Except for the pictures, write out all the records that follow exactly.

Component data from apps and pages:
◆ ◆ ◆ ◆

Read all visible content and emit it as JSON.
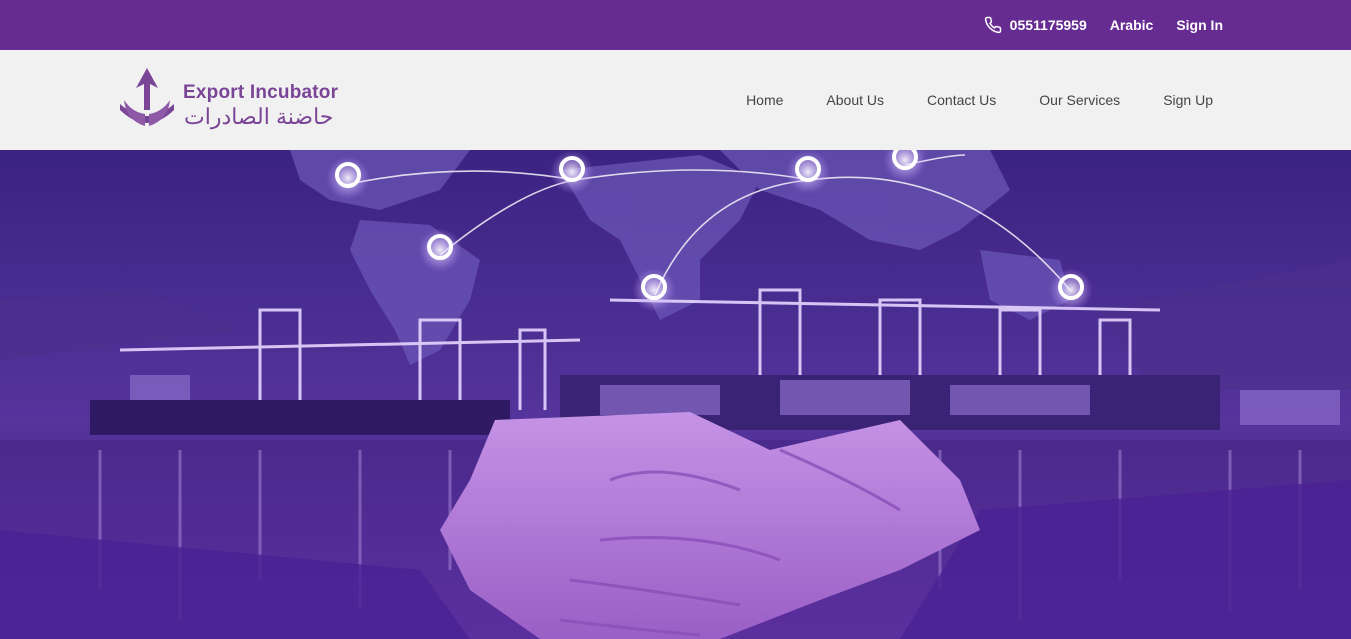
{
  "topbar": {
    "phone": "0551175959",
    "language": "Arabic",
    "signin": "Sign In"
  },
  "brand": {
    "name_en": "Export Incubator",
    "name_ar": "حاضنة الصادرات"
  },
  "nav": {
    "items": [
      "Home",
      "About Us",
      "Contact Us",
      "Our Services",
      "Sign Up"
    ]
  },
  "colors": {
    "primary": "#662c91",
    "nav_bg": "#f1f1f1"
  },
  "icons": {
    "phone": "phone-icon"
  }
}
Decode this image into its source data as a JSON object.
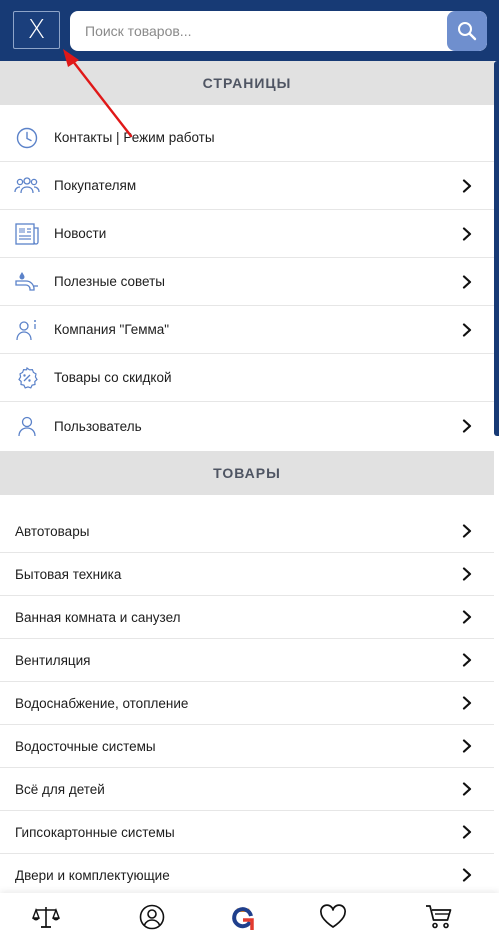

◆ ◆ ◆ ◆

**Exercise output**
Read all visible content and emit it as JSON.
{
  "topbar": {
    "phone": "0551175959",
    "language": "Arabic",
    "signin": "Sign In"
  },
  "brand": {
    "name_en": "Export Incubator",
    "name_ar": "حاضنة الصادرات"
  },
  "nav": {
    "items": [
      "Home",
      "About Us",
      "Contact Us",
      "Our Services",
      "Sign Up"
    ]
  },
  "colors": {
    "primary": "#662c91",
    "nav_bg": "#f1f1f1"
  },
  "icons": {
    "phone": "phone-icon"
  }
}
Decode this image into its source data as a JSON object.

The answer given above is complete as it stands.